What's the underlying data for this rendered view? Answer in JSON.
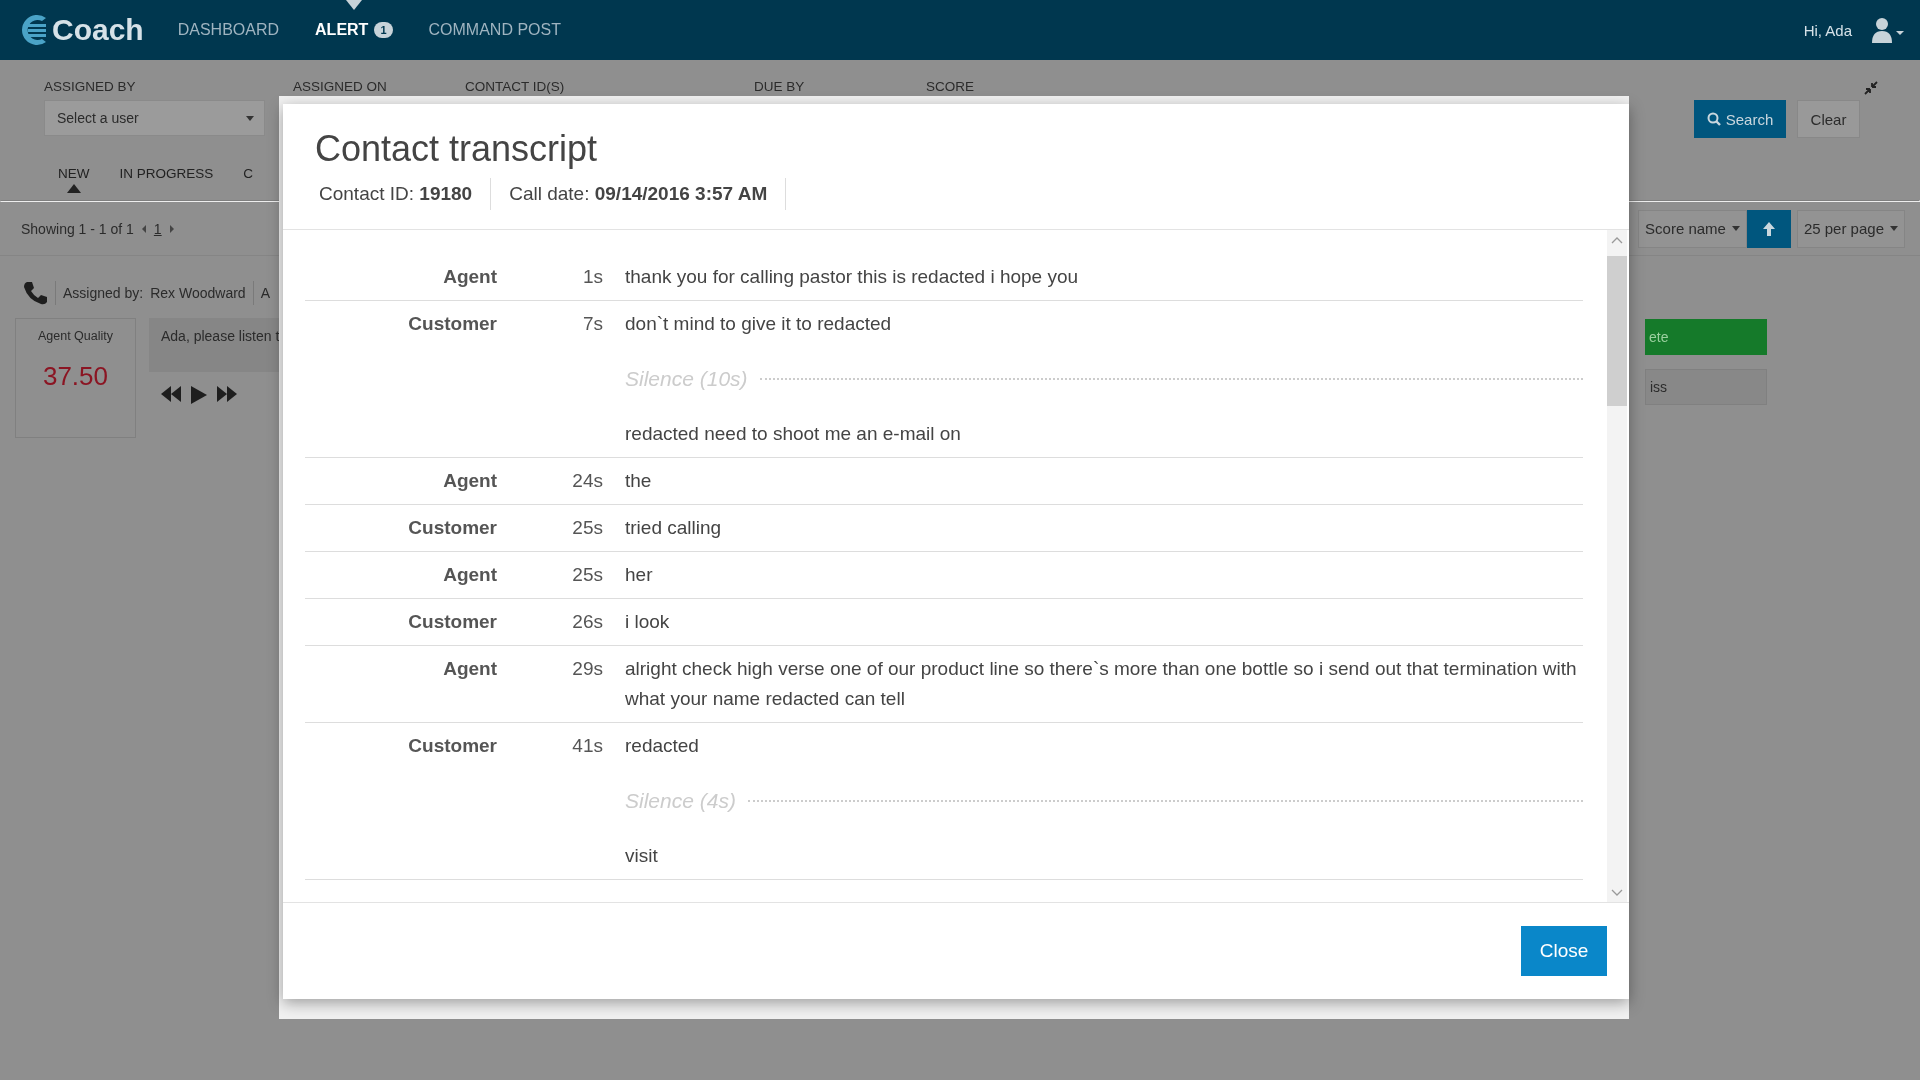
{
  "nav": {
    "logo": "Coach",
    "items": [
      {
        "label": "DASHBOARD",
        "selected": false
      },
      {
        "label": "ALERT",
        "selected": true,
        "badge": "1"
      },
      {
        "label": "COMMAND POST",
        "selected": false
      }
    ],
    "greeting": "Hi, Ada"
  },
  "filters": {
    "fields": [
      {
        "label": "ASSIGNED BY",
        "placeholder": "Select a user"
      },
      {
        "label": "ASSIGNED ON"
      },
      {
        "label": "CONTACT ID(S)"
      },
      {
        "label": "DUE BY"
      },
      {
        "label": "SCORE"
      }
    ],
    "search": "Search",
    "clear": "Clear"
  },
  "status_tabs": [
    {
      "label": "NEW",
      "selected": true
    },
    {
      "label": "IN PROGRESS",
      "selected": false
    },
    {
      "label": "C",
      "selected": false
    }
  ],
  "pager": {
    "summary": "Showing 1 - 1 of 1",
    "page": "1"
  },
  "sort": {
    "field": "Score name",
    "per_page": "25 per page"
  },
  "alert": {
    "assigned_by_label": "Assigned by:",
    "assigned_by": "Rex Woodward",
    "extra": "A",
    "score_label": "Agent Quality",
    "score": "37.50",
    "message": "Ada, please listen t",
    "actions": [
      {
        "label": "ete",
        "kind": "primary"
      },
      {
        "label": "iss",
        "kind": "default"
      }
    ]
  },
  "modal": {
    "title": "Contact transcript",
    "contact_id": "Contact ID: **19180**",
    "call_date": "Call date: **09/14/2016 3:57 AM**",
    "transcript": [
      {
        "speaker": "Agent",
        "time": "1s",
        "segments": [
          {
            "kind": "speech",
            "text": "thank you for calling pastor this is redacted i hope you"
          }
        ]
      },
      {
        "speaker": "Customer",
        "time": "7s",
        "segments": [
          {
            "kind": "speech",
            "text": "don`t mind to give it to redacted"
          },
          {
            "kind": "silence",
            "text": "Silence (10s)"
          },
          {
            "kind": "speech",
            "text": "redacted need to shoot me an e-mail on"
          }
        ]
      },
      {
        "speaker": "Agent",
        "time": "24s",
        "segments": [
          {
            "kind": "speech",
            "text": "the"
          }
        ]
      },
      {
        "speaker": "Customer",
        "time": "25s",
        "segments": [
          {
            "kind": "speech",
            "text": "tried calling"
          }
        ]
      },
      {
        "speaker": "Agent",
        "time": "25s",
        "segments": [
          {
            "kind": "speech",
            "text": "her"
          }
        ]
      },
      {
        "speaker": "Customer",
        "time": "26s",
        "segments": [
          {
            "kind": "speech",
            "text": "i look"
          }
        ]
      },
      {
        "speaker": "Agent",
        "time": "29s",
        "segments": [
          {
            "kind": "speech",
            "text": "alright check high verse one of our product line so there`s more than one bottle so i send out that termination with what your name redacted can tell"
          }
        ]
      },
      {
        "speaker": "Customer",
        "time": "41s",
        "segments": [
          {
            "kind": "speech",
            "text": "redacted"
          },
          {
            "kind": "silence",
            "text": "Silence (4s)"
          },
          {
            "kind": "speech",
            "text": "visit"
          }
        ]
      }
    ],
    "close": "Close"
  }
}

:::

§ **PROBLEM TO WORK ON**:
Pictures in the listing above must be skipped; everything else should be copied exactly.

§ **RESPONSE TO THIS TASK**:
What's the underlying data for this rendered view? Answer in JSON.
{
  "nav": {
    "logo": "Coach",
    "items": [
      {
        "label": "DASHBOARD",
        "selected": false
      },
      {
        "label": "ALERT",
        "selected": true,
        "badge": "1"
      },
      {
        "label": "COMMAND POST",
        "selected": false
      }
    ],
    "greeting": "Hi, Ada"
  },
  "filters": {
    "fields": [
      {
        "label": "ASSIGNED BY",
        "placeholder": "Select a user"
      },
      {
        "label": "ASSIGNED ON"
      },
      {
        "label": "CONTACT ID(S)"
      },
      {
        "label": "DUE BY"
      },
      {
        "label": "SCORE"
      }
    ],
    "search": "Search",
    "clear": "Clear"
  },
  "status_tabs": [
    {
      "label": "NEW",
      "selected": true
    },
    {
      "label": "IN PROGRESS",
      "selected": false
    },
    {
      "label": "C",
      "selected": false
    }
  ],
  "pager": {
    "summary": "Showing 1 - 1 of 1",
    "page": "1"
  },
  "sort": {
    "field": "Score name",
    "per_page": "25 per page"
  },
  "alert": {
    "assigned_by_label": "Assigned by:",
    "assigned_by": "Rex Woodward",
    "extra": "A",
    "score_label": "Agent Quality",
    "score": "37.50",
    "message": "Ada, please listen t",
    "actions": [
      {
        "label": "ete",
        "kind": "primary"
      },
      {
        "label": "iss",
        "kind": "default"
      }
    ]
  },
  "modal": {
    "title": "Contact transcript",
    "contact_id": "Contact ID: **19180**",
    "call_date": "Call date: **09/14/2016 3:57 AM**",
    "transcript": [
      {
        "speaker": "Agent",
        "time": "1s",
        "segments": [
          {
            "kind": "speech",
            "text": "thank you for calling pastor this is redacted i hope you"
          }
        ]
      },
      {
        "speaker": "Customer",
        "time": "7s",
        "segments": [
          {
            "kind": "speech",
            "text": "don`t mind to give it to redacted"
          },
          {
            "kind": "silence",
            "text": "Silence (10s)"
          },
          {
            "kind": "speech",
            "text": "redacted need to shoot me an e-mail on"
          }
        ]
      },
      {
        "speaker": "Agent",
        "time": "24s",
        "segments": [
          {
            "kind": "speech",
            "text": "the"
          }
        ]
      },
      {
        "speaker": "Customer",
        "time": "25s",
        "segments": [
          {
            "kind": "speech",
            "text": "tried calling"
          }
        ]
      },
      {
        "speaker": "Agent",
        "time": "25s",
        "segments": [
          {
            "kind": "speech",
            "text": "her"
          }
        ]
      },
      {
        "speaker": "Customer",
        "time": "26s",
        "segments": [
          {
            "kind": "speech",
            "text": "i look"
          }
        ]
      },
      {
        "speaker": "Agent",
        "time": "29s",
        "segments": [
          {
            "kind": "speech",
            "text": "alright check high verse one of our product line so there`s more than one bottle so i send out that termination with what your name redacted can tell"
          }
        ]
      },
      {
        "speaker": "Customer",
        "time": "41s",
        "segments": [
          {
            "kind": "speech",
            "text": "redacted"
          },
          {
            "kind": "silence",
            "text": "Silence (4s)"
          },
          {
            "kind": "speech",
            "text": "visit"
          }
        ]
      }
    ],
    "close": "Close"
  }
}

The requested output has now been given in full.